15 Quadrennial Defense Review Report (Washington, DC: DOD, 2010), 54, available at <>.

16 Burcham.

17 DOD Instruction 1300.19. RC members have submitted over 10,510 applications for joint experience since 2008. The civilian government job (Federal, state, or local) provision has yielded an estimated 10 to 12 applications for credit since 2010, several of which have been approved.

18 Assistant Secretary of Defense for Reserve Affairs, “Reserve Affairs Overview,” 2013, available at <>.

19 DOD Instruction 1300.19, as of March 2014, 42.

20 Thirty extra military personnel appropriation (MPA) days for each of the nearly 1,400 part-time positions with a $200 per MPA day payroll (an average of O-4, O-5, and O-6 pay) plus retirement accruals.

21 Personal communication with the Joint Staff J1.

22 Vincent C. Bowhers, “Manage or Educate: Fulfilling the Purpose of Joint Professional Military Education,” Joint Force Quarterly 67 (4th Quarter 2012), 26, available at <>; Scott A. Carpenter, “The Joint Officer: A Professional Specialist,” Joint Force Quarterly 63 (4th Quarter 2011), 125, available at <>; Bob Feidler, “Professional Military Education: Is its Evolution in Step with Changing Conditions?” The Officer (July–August 2012), 44, available at <>; Robert P. Kozloski, “Building the Purple Ford: An Affordable Approach to Jointness,” Naval War College Review (Autumn 2012), 41, available at <—An-Affordable-Approach-t.aspx>.

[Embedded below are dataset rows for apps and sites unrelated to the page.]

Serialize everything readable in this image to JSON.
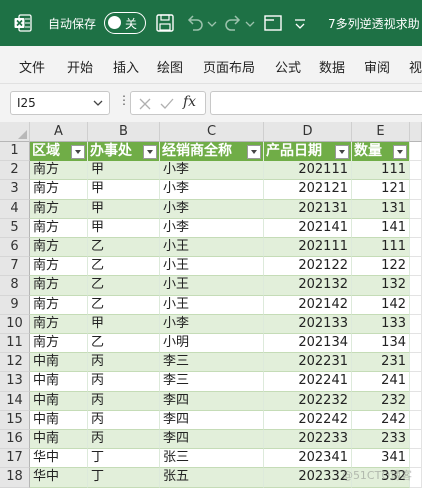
{
  "titlebar": {
    "autosave_label": "自动保存",
    "autosave_state": "关",
    "doc_title": "7多列逆透视求助",
    "color": "#1e7145"
  },
  "menu": [
    "文件",
    "开始",
    "插入",
    "绘图",
    "页面布局",
    "公式",
    "数据",
    "审阅",
    "视"
  ],
  "formula_bar": {
    "name_box": "I25",
    "fx": "fx",
    "formula_value": ""
  },
  "columns": [
    "A",
    "B",
    "C",
    "D",
    "E"
  ],
  "table": {
    "header_color": "#70ad47",
    "band_color": "#e2efda",
    "headers": [
      "区域",
      "办事处",
      "经销商全称",
      "产品日期",
      "数量"
    ],
    "rows": [
      [
        "南方",
        "甲",
        "小李",
        "202111",
        "111"
      ],
      [
        "南方",
        "甲",
        "小李",
        "202121",
        "121"
      ],
      [
        "南方",
        "甲",
        "小李",
        "202131",
        "131"
      ],
      [
        "南方",
        "甲",
        "小李",
        "202141",
        "141"
      ],
      [
        "南方",
        "乙",
        "小王",
        "202111",
        "111"
      ],
      [
        "南方",
        "乙",
        "小王",
        "202122",
        "122"
      ],
      [
        "南方",
        "乙",
        "小王",
        "202132",
        "132"
      ],
      [
        "南方",
        "乙",
        "小王",
        "202142",
        "142"
      ],
      [
        "南方",
        "甲",
        "小李",
        "202133",
        "133"
      ],
      [
        "南方",
        "乙",
        "小明",
        "202134",
        "134"
      ],
      [
        "中南",
        "丙",
        "李三",
        "202231",
        "231"
      ],
      [
        "中南",
        "丙",
        "李三",
        "202241",
        "241"
      ],
      [
        "中南",
        "丙",
        "李四",
        "202232",
        "232"
      ],
      [
        "中南",
        "丙",
        "李四",
        "202242",
        "242"
      ],
      [
        "中南",
        "丙",
        "李四",
        "202233",
        "233"
      ],
      [
        "华中",
        "丁",
        "张三",
        "202341",
        "341"
      ],
      [
        "华中",
        "丁",
        "张五",
        "202332",
        "332"
      ]
    ]
  },
  "watermark": "@51CTO博客"
}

23 Personal communication with Jerome M. Lynes, the Joint Staff J7 Deputy Director for Joint Education and Doctrine, and John J. Roesner, Joint Education Advisor.

24 Advanced JPME can be traced to a 1997 initiative by ASD/RA Deborah R. Lee that resulted in a pilot program in 2001, and it predates improvements in distance learning, the post-9/11 era of AC/RC integration, and the future implications of an operational Reserve. See Dayton S. Pickett, David A. Smith, and Elizabeth B. Dial, “Joint Professional Military Education for Reserve Component Officers: A Review of the Need for JPME for RC Officers Assigned to Joint Organizations,” Logistics Management Institute (November 1998), available at <>.

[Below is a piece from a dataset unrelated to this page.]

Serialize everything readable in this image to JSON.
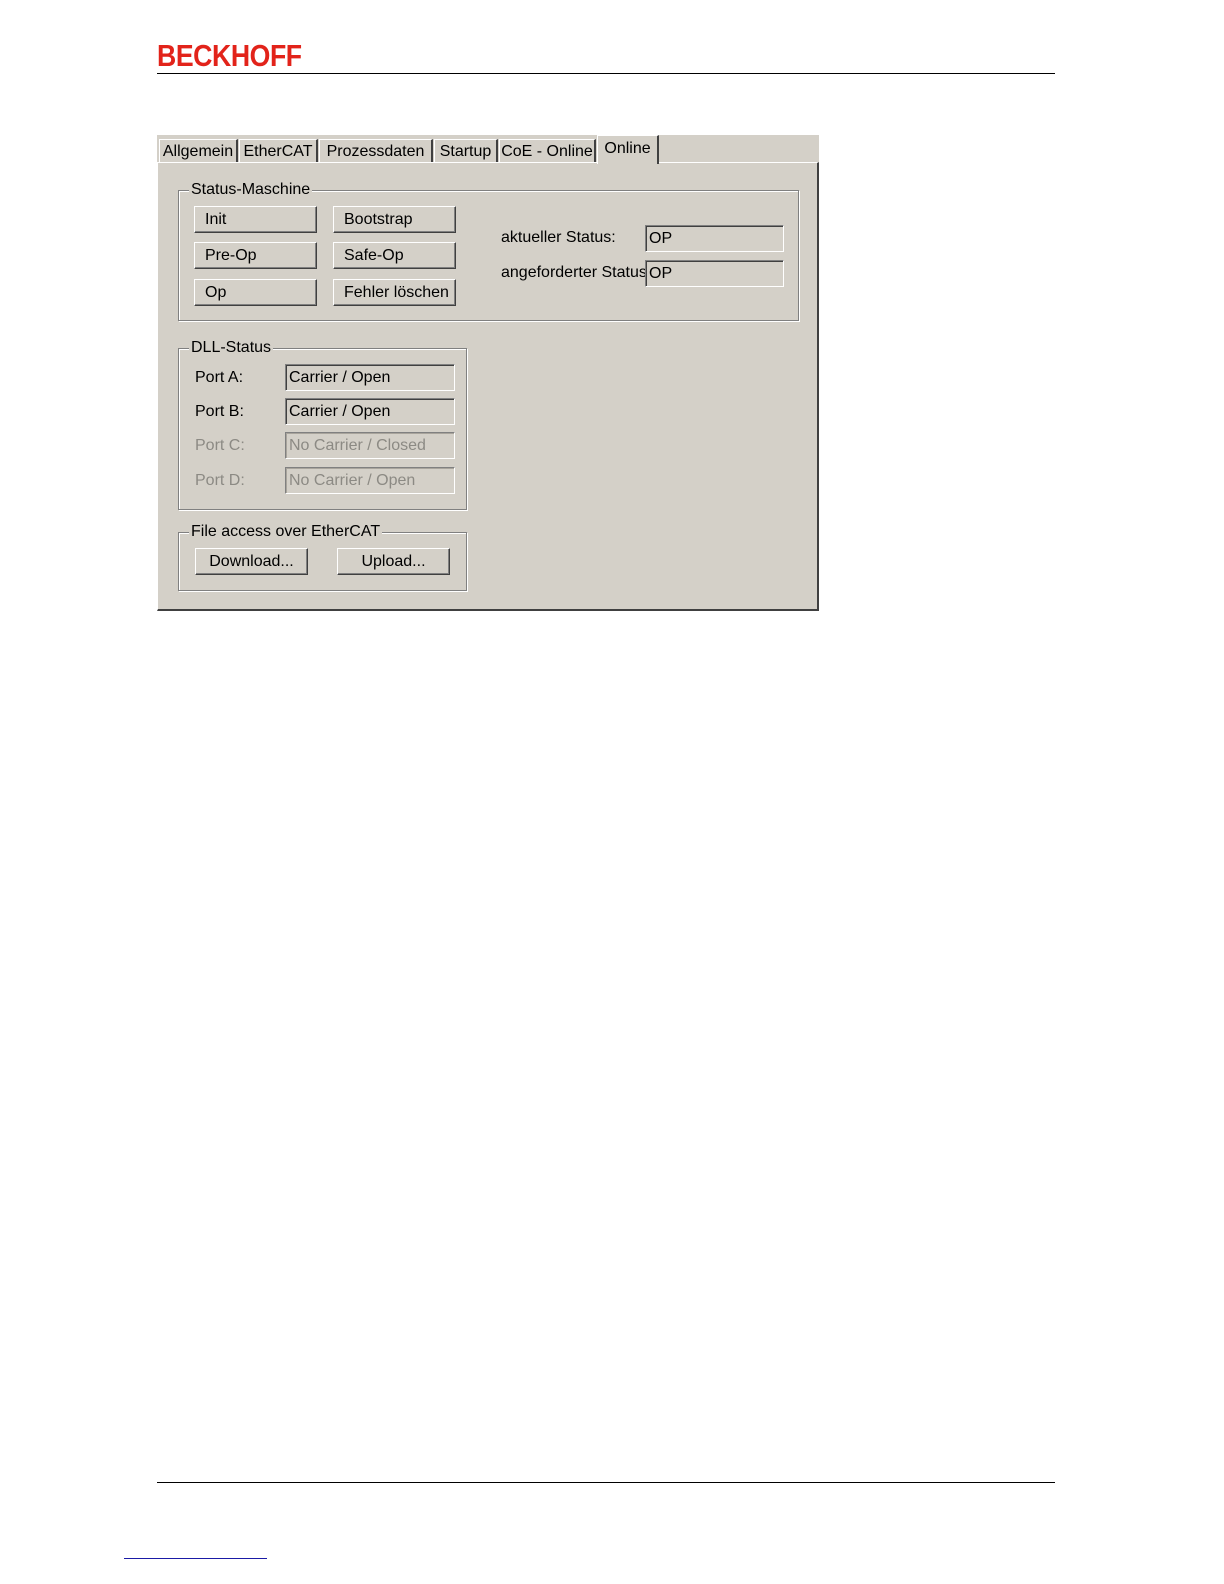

25 Title 10 U.S.C. 107 §§ 2154 and 2156.

26 Commission on the National Guard and Reserves: Transforming the National Guard and Reserves into a 21st-Century Operational Force, Final Report to Congress and the Secretary of Defense (Washington, DC: DOD, January 31, 2008), 142, available at <>.

27 Olivo; Bob Feidler and Scott A. Sauter, “JPME Overhaul: Reserve Component Members Should Have Equal Access to Reach Level III Status,” The Officer (March–April 2012), 38, available at <>; Scott A. Sauter, “JPME Integration Acknowledges Value of Guard and Reserve,” The Officer (March–April 2012), 42, available at <>. Reserve Forces Policy Board Annual Reports from 2003 to 2007 are available at <>; Quadrennial Defense Review Report; VCJCS and ASD/RA, Comprehensive Review, 24.

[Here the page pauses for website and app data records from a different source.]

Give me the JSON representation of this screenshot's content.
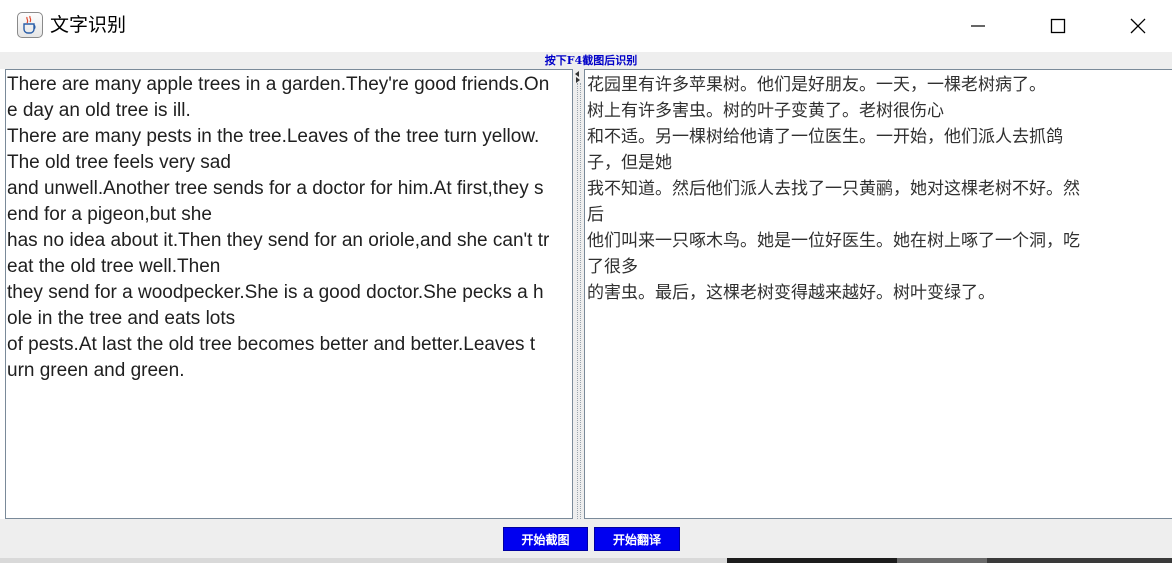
{
  "window": {
    "title": "文字识别",
    "app_icon": "java-cup-icon",
    "controls": [
      "minimize-icon",
      "maximize-icon",
      "close-icon"
    ]
  },
  "hint": "按下F4截图后识别",
  "recognized_text": "There are many apple trees in a garden.They're good friends.On\ne day an old tree is ill.\nThere are many pests in the tree.Leaves of the tree turn yellow.\nThe old tree feels very sad\nand unwell.Another tree sends for a doctor for him.At first,they s\nend for a pigeon,but she\nhas no idea about it.Then they send for an oriole,and she can't tr\neat the old tree well.Then\nthey send for a woodpecker.She is a good doctor.She pecks a h\nole in the tree and eats lots\nof pests.At last the old tree becomes better and better.Leaves t\nurn green and green.",
  "translated_text": "花园里有许多苹果树。他们是好朋友。一天，一棵老树病了。\n树上有许多害虫。树的叶子变黄了。老树很伤心\n和不适。另一棵树给他请了一位医生。一开始，他们派人去抓鸽\n子，但是她\n我不知道。然后他们派人去找了一只黄鹂，她对这棵老树不好。然\n后\n他们叫来一只啄木鸟。她是一位好医生。她在树上啄了一个洞，吃\n了很多\n的害虫。最后，这棵老树变得越来越好。树叶变绿了。",
  "buttons": {
    "capture": "开始截图",
    "translate": "开始翻译"
  },
  "colors": {
    "hint": "#0000c8",
    "button_bg": "#0000f0",
    "button_text": "#ffffff",
    "panel_bg": "#eeeeee"
  }
}
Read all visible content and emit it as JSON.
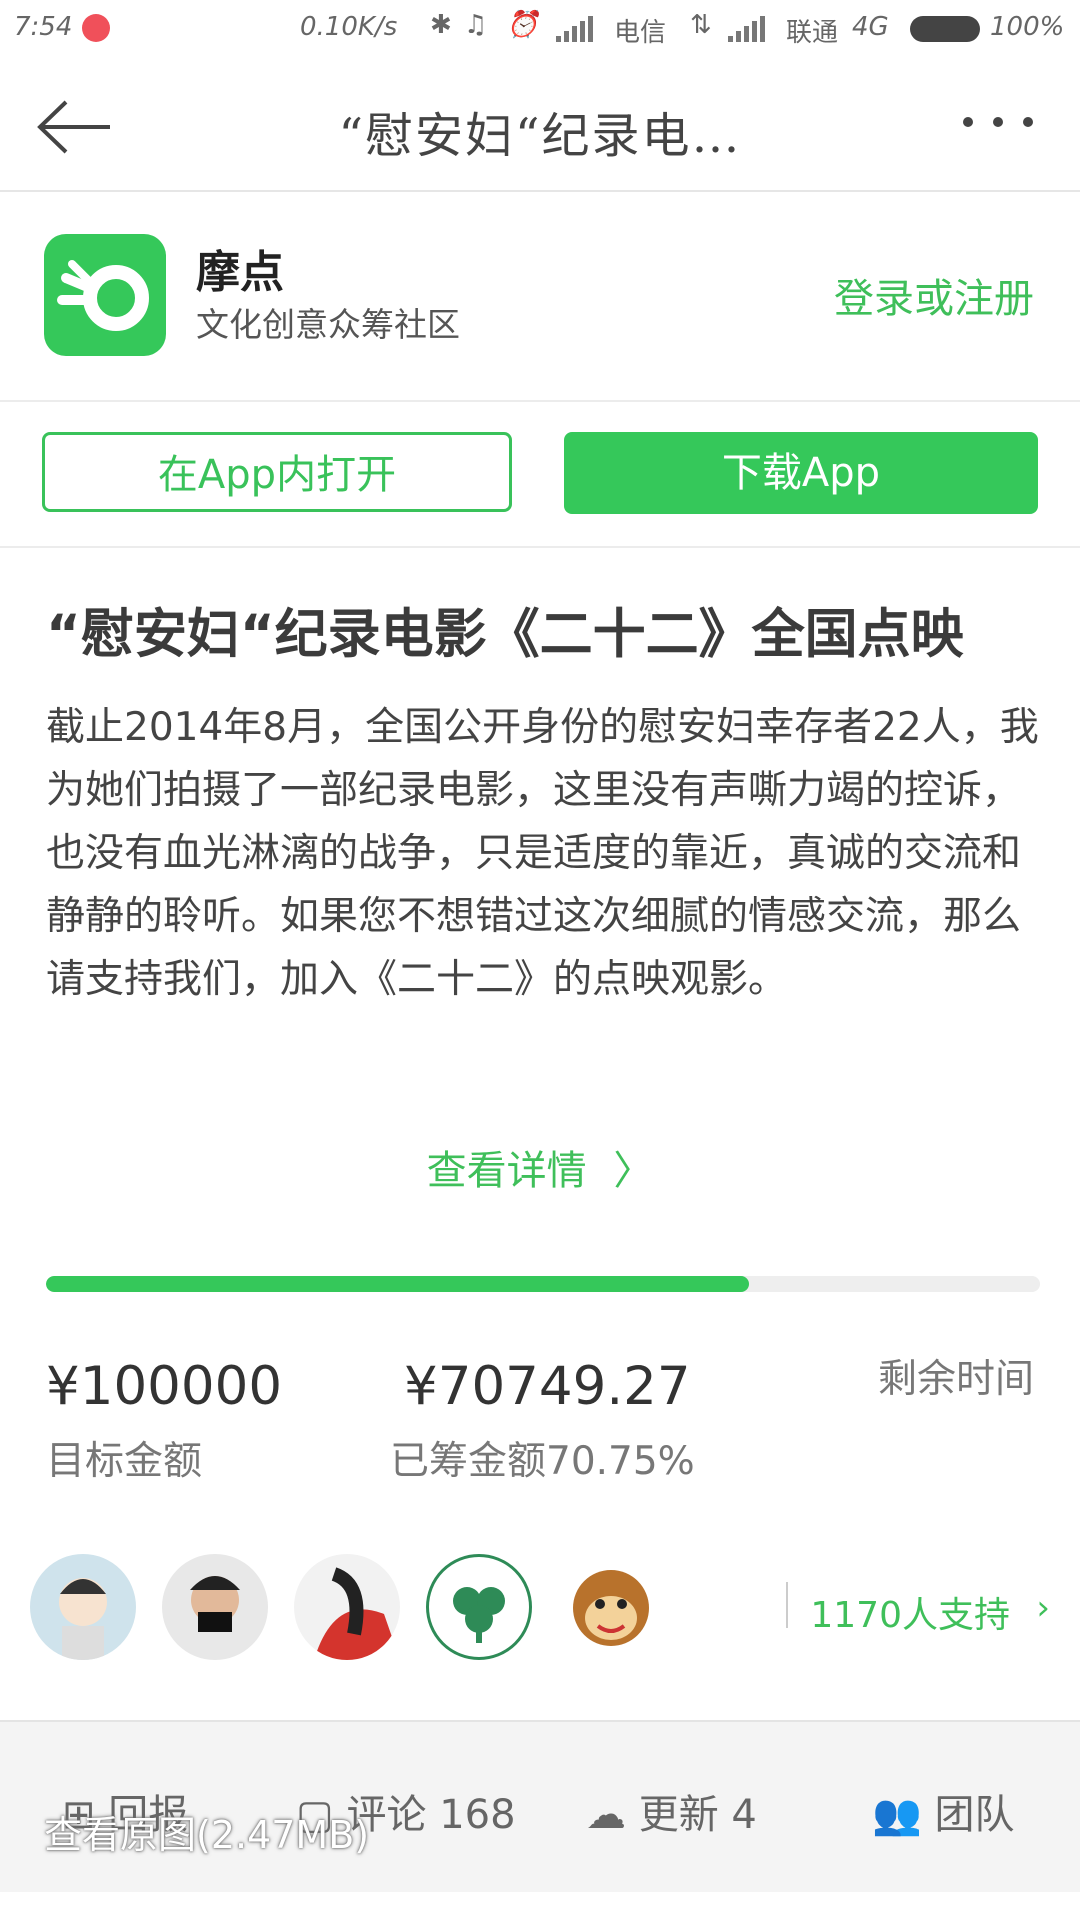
{
  "status_bar": {
    "time": "7:54",
    "net_speed": "0.10K/s",
    "carrier1": "电信",
    "carrier2": "联通",
    "network": "4G",
    "battery": "100%"
  },
  "nav": {
    "title": "“慰安妇“纪录电…",
    "more_icon": "more-dots-icon",
    "back_icon": "back-arrow-icon"
  },
  "app": {
    "name": "摩点",
    "subtitle": "文化创意众筹社区",
    "login_label": "登录或注册",
    "accent_color": "#35c85a"
  },
  "actions": {
    "open_in_app": "在App内打开",
    "download_app": "下载App"
  },
  "project": {
    "title": "“慰安妇“纪录电影《二十二》全国点映",
    "description": "截止2014年8月，全国公开身份的慰安妇幸存者22人，我为她们拍摄了一部纪录电影，这里没有声嘶力竭的控诉，也没有血光淋漓的战争，只是适度的靠近，真诚的交流和静静的聆听。如果您不想错过这次细腻的情感交流，那么请支持我们，加入《二十二》的点映观影。",
    "more_label": "查看详情"
  },
  "funding": {
    "progress": 0.7075,
    "target_value": "¥100000",
    "target_label": "目标金额",
    "raised_value": "¥70749.27",
    "raised_label": "已筹金额70.75%",
    "remaining_label": "剩余时间"
  },
  "supporters": {
    "count_label": "1170人支持"
  },
  "bottom_tabs": {
    "rewards": "回报",
    "comments": "评论 168",
    "updates": "更新 4",
    "team": "团队"
  },
  "overlay": {
    "view_original": "查看原图(2.47MB)"
  }
}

28 Martin E. Dempsey, “Mount Up and Move Out,” Joint Force Quarterly 72 (1st Quarter 2014), 4.

29 Quadrennial Defense Review Report (Washington, DC: DOD, 2006), available at <>.

30 This is known as “boundary-spanning” in leadership development arenas; see Richard L. Daft, Organizational Theory and Design, 3rd ed. (New York: West Publishing Co., 1989), and the Center for Creative Leadership’s White Paper, available at <>. See also the Army’s Teams of Leaders approach used in U.S. European Command, available at <>.

31 Capstone Concept for Joint Operations: Joint Force 2020 (Washington, DC: The Joint Staff, September 2012), available at < files/2012-09/092812122654_CCJO_JF2020_ FINAL.pdf>.